 The breed survived Sir Jocelyn's death in 1980 but was clearly losing type and virility. In 1986, Jane Irwin, owner of a Lucas, set up The Lucas Terrier Association to promote the breed and offer breeding advice; two years later a rudimentary breed standard was produced. But in 1987 only three litters were born all sired by the same dog. A relaunch was desperately needed. Wisely, the breed devotees sought the advice of country sports writer and terrier expert Brian Plummer, who had gained priceless experience in developing his own breed of working terrier, now well established and named after him. His knowledge of genetics, intellectual energy and considerable experience gave the renascent breed a huge lift.

 Reverting to Sir Jocelyn's formula, the relaunch of the breed involved the use of small Sealyhams, two carefully chosen Norfolks and the blood of a surviving Lucas dog. The breeding programme has been operating for six years or so and the desired type gradually stabilised. In 1997, I had the pleasure of judging the breed's annual show and the opportunity to take stock. I found a wide variation in heads, some being too narrow, with a few faulty jaws. The necks were a bit scrawny on some exhibits and short upper arms cropped up too often, as indeed they do in far too many show terriers.
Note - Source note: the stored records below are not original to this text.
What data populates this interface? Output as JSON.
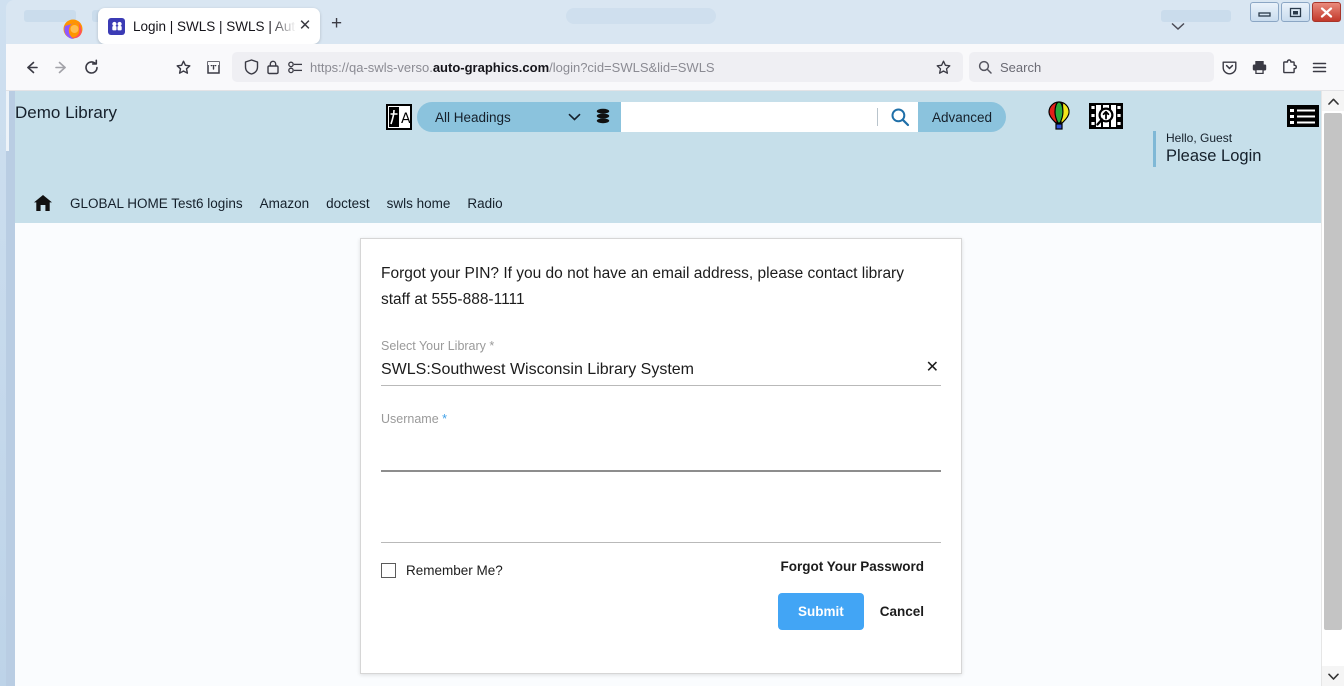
{
  "browser": {
    "tab": {
      "title": "Login | SWLS | SWLS | Auto-Graphics",
      "favicon_name": "ag-favicon",
      "close_label": "✕"
    },
    "newtab_label": "+",
    "toolbar": {
      "back_icon": "back-arrow-icon",
      "forward_icon": "forward-arrow-icon",
      "reload_icon": "reload-icon",
      "bookmark_icon": "star-icon",
      "save_tab_icon": "save-to-collection-icon",
      "shield_icon": "shield-icon",
      "lock_icon": "lock-icon",
      "permissions_icon": "permissions-icon",
      "url_prefix": "https://qa-swls-verso.",
      "url_host": "auto-graphics.com",
      "url_suffix": "/login?cid=SWLS&lid=SWLS",
      "url_full": "https://qa-swls-verso.auto-graphics.com/login?cid=SWLS&lid=SWLS",
      "bookmark_star_icon": "star-outline-icon",
      "search_placeholder": "Search",
      "pocket_icon": "pocket-icon",
      "print_icon": "print-icon",
      "extensions_icon": "extensions-puzzle-icon",
      "menu_icon": "hamburger-menu-icon"
    },
    "window_controls": {
      "minimize": "minimize-icon",
      "restore": "restore-icon",
      "close": "close-icon"
    }
  },
  "site": {
    "title": "Demo Library",
    "lang_icon": "translate-icon",
    "search": {
      "scope_selected": "All Headings",
      "scope_chevron": "chevron-down-icon",
      "database_icon": "database-stack-icon",
      "query_value": "",
      "query_placeholder": "",
      "search_icon": "search-icon",
      "advanced_label": "Advanced"
    },
    "balloon_icon": "hot-air-balloon-icon",
    "film_search_icon": "image-search-icon",
    "list_icon": "list-view-icon",
    "account": {
      "greeting": "Hello, Guest",
      "login_prompt": "Please Login"
    },
    "nav": {
      "home_icon": "home-icon",
      "links": [
        "GLOBAL HOME Test6 logins",
        "Amazon",
        "doctest",
        "swls home",
        "Radio"
      ]
    },
    "colors": {
      "header_bg": "#c6dfea",
      "pill_bg": "#8bc3dd",
      "submit_bg": "#42a5f5",
      "required_blue": "#3fa0e8"
    }
  },
  "login_card": {
    "pin_note": "Forgot your PIN? If you do not have an email address, please contact library staff at 555-888-1111",
    "library_field": {
      "label": "Select Your Library",
      "required_mark": "*",
      "value": "SWLS:Southwest Wisconsin Library System",
      "clear_icon": "✕"
    },
    "username_field": {
      "label": "Username",
      "required_mark": "*",
      "value": ""
    },
    "password_field": {
      "label": "",
      "value": ""
    },
    "remember": {
      "label": "Remember Me?",
      "checked": false
    },
    "forgot_password_label": "Forgot Your Password",
    "submit_label": "Submit",
    "cancel_label": "Cancel"
  },
  "page_scrollbar": {
    "up_icon": "chevron-up-icon",
    "down_icon": "chevron-down-icon"
  }
}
But my overall impression was of a charming bunch of breed enthusiasts with a collection of very appealing little dogs.

 In my critique I gave the view that the breed club was going to have to make a decision soon about whether they were seeking a coloured small Sealyham or a distinct type in between the Sealyham and the Norfolk. This could of course be straightened out in a more comprehensive, much more detailed written standard, something lacking at that time. Since then there has been a dramatic innovation, the formation of a new club The Sporting Lucas Terrier Club, spearheaded by men who work their terriers and with Lord Lucas as their president.  
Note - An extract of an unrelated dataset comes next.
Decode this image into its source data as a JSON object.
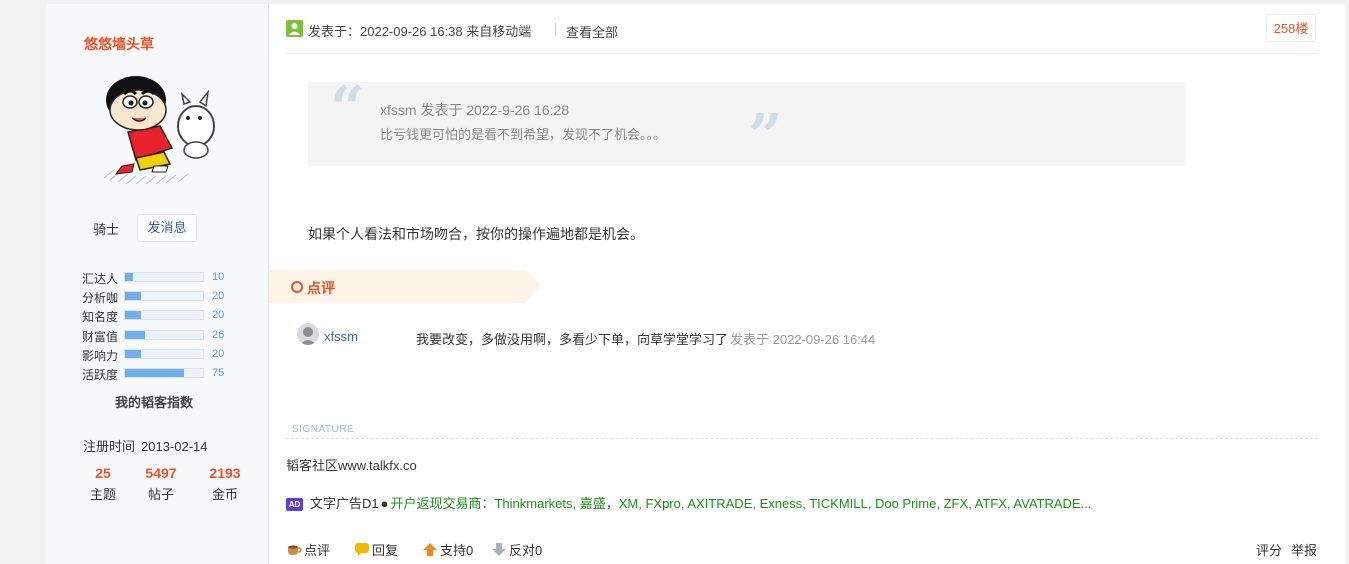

 The committee of the newly-formed club embraces a wide range of country sports knowledge and skills: the chairman is Paul Hawkes, terrierman to the Tynedale foxhounds, vice-chairman is Keith Francis, who runs a small pack of Lucas terriers in Wales, Education Officer is Tommy Coulson, terrierman to the Braes of Derwent foxhounds and the secretary is Joe Kyrollos, who works his terriers to rabbit in Scotland. With Brian Plummer as breeding advisor and Eileen Eldridge, a professional journalist, as Press Officer, this is a formidable team.

 The use of the breed ranges from being worked to fox in Northumberland, and from flushing rabbit or game in Yorkshire and Teesside, to hunting as a pack, above ground, in Wales. The sporting use of these game little dogs is the main motivation of this admirable band of terrier enthusiasts. They stage an annual show, run a quarterly magazine and produce a 'starter' pack for new members. The club is striving to produce a sporting terrier, able to work above and below ground, showing no sign of quarrelsomeness or needless aggression and to develop a consistent distinct type, lacking the heavier build and bulk of the modern Sealyham terrier. At the recent Bramham Moor show, there was a turnout of 42 Lucas Terriers, with an encouraging similarity of appearance.
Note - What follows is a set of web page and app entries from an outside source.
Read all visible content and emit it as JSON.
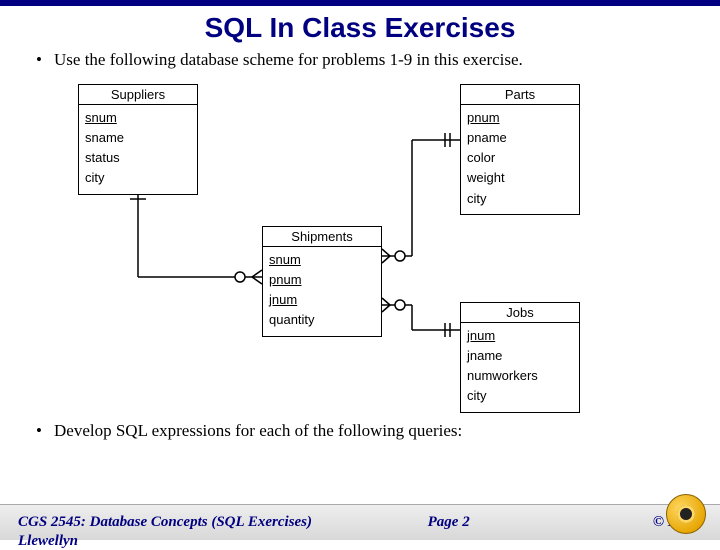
{
  "title": "SQL In Class Exercises",
  "bullets": [
    "Use the following database scheme for problems 1-9 in this exercise.",
    "Develop SQL expressions for each of the following queries:"
  ],
  "entities": {
    "suppliers": {
      "name": "Suppliers",
      "attrs": [
        {
          "name": "snum",
          "key": true
        },
        {
          "name": "sname",
          "key": false
        },
        {
          "name": "status",
          "key": false
        },
        {
          "name": "city",
          "key": false
        }
      ]
    },
    "parts": {
      "name": "Parts",
      "attrs": [
        {
          "name": "pnum",
          "key": true
        },
        {
          "name": "pname",
          "key": false
        },
        {
          "name": "color",
          "key": false
        },
        {
          "name": "weight",
          "key": false
        },
        {
          "name": "city",
          "key": false
        }
      ]
    },
    "shipments": {
      "name": "Shipments",
      "attrs": [
        {
          "name": "snum",
          "key": true
        },
        {
          "name": "pnum",
          "key": true
        },
        {
          "name": "jnum",
          "key": true
        },
        {
          "name": "quantity",
          "key": false
        }
      ]
    },
    "jobs": {
      "name": "Jobs",
      "attrs": [
        {
          "name": "jnum",
          "key": true
        },
        {
          "name": "jname",
          "key": false
        },
        {
          "name": "numworkers",
          "key": false
        },
        {
          "name": "city",
          "key": false
        }
      ]
    }
  },
  "footer": {
    "course": "CGS 2545: Database Concepts  (SQL Exercises)",
    "page": "Page 2",
    "copyright": "© Mark",
    "cutoff_name": "Llewellyn"
  }
}
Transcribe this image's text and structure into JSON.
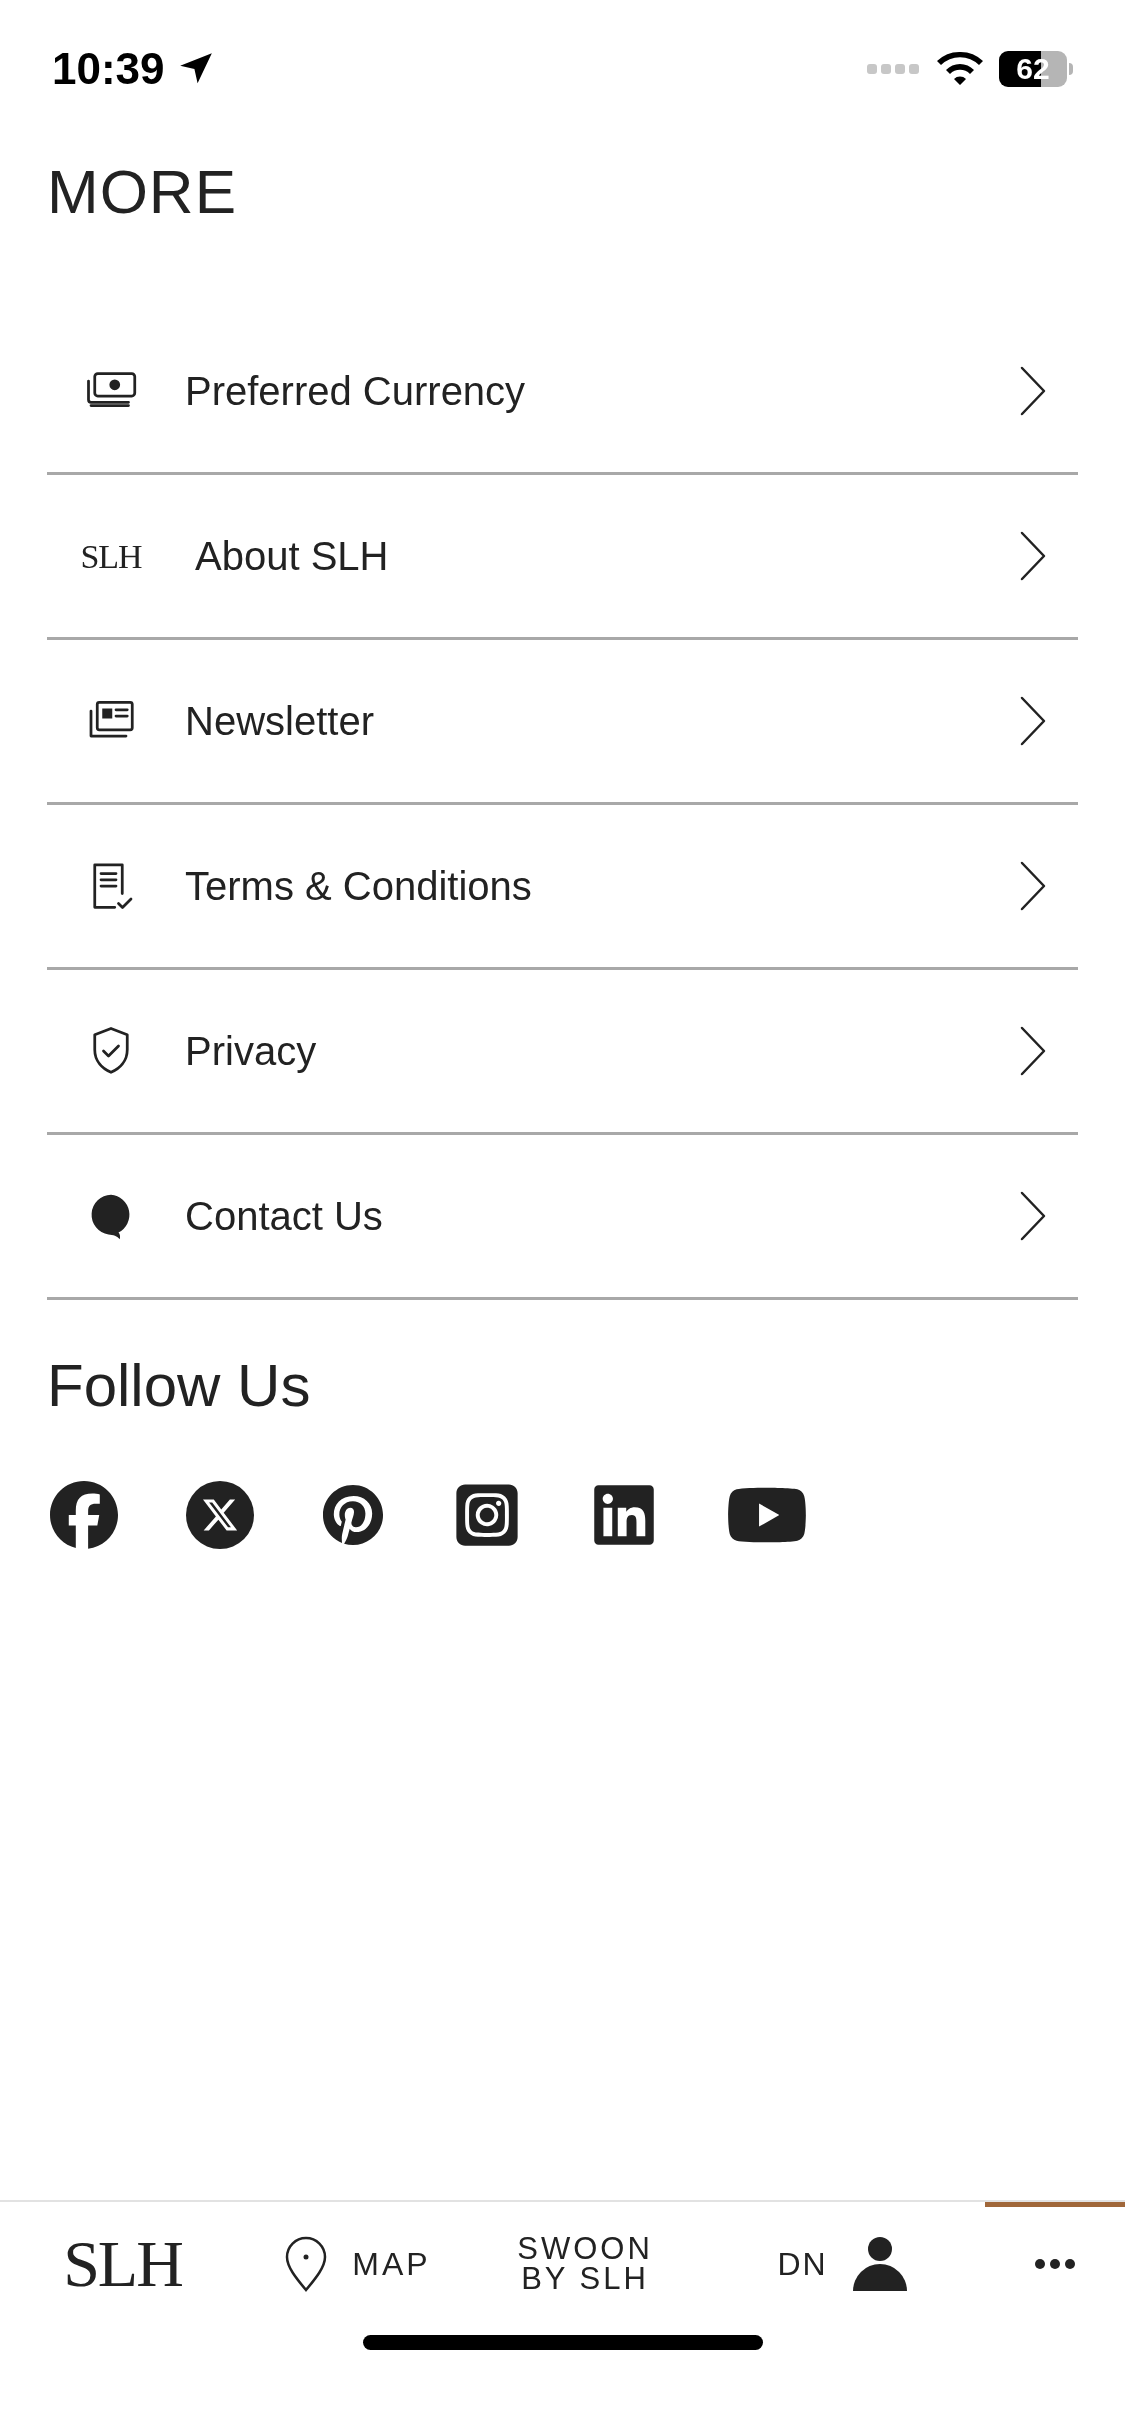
{
  "status_bar": {
    "time": "10:39",
    "battery": "62"
  },
  "title": "MORE",
  "menu": [
    {
      "kind": "icon",
      "label": "Preferred Currency"
    },
    {
      "kind": "logo",
      "logo": "SLH",
      "label": "About SLH"
    },
    {
      "kind": "icon",
      "label": "Newsletter"
    },
    {
      "kind": "icon",
      "label": "Terms & Conditions"
    },
    {
      "kind": "icon",
      "label": "Privacy"
    },
    {
      "kind": "icon",
      "label": "Contact Us"
    }
  ],
  "follow": {
    "title": "Follow Us"
  },
  "tab_bar": [
    {
      "kind": "logo",
      "label": "SLH",
      "selected": false
    },
    {
      "kind": "map",
      "label": "MAP",
      "selected": false
    },
    {
      "kind": "text",
      "label": "SWOON BY SLH",
      "selected": false
    },
    {
      "kind": "profile",
      "label": "DN",
      "selected": false
    },
    {
      "kind": "more",
      "selected": true
    }
  ]
}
 Paul tells me his hunt country is well foxed, but the cover disappears in winter, when the foxes go to ground, even making use of straw stacks. He has need therefore of a small versatile terrier to cope with these conditions. He was impressed by a Lucas bitch owned by Tommy Coulson with the Braes of Derwent and bought a dog of this type, which has proved quite excellent. He has now added several similar bitches to his kennel and is pleased with the type ensuing. His adult dogs are great rabbiters, even retrieving naturally and bringing home rabbits for his pups, rather as wild dogs do. His dogs are housedogs, well suited to family life, with first class temperaments.

 This is an encouraging story, especially at a time when countrymen and their sports are again under threat. Here is a group of admirably-motivated countrymen perpetuating a working breed, with a famous background, in its classic sporting role, just as Sir Jocelyn would have wished. At a time when so many of our native breeds of purebred terrier are losing favour and when so few are actually worked, this is good news. May the Sporting Lucas Terrier Club go from strength to strength!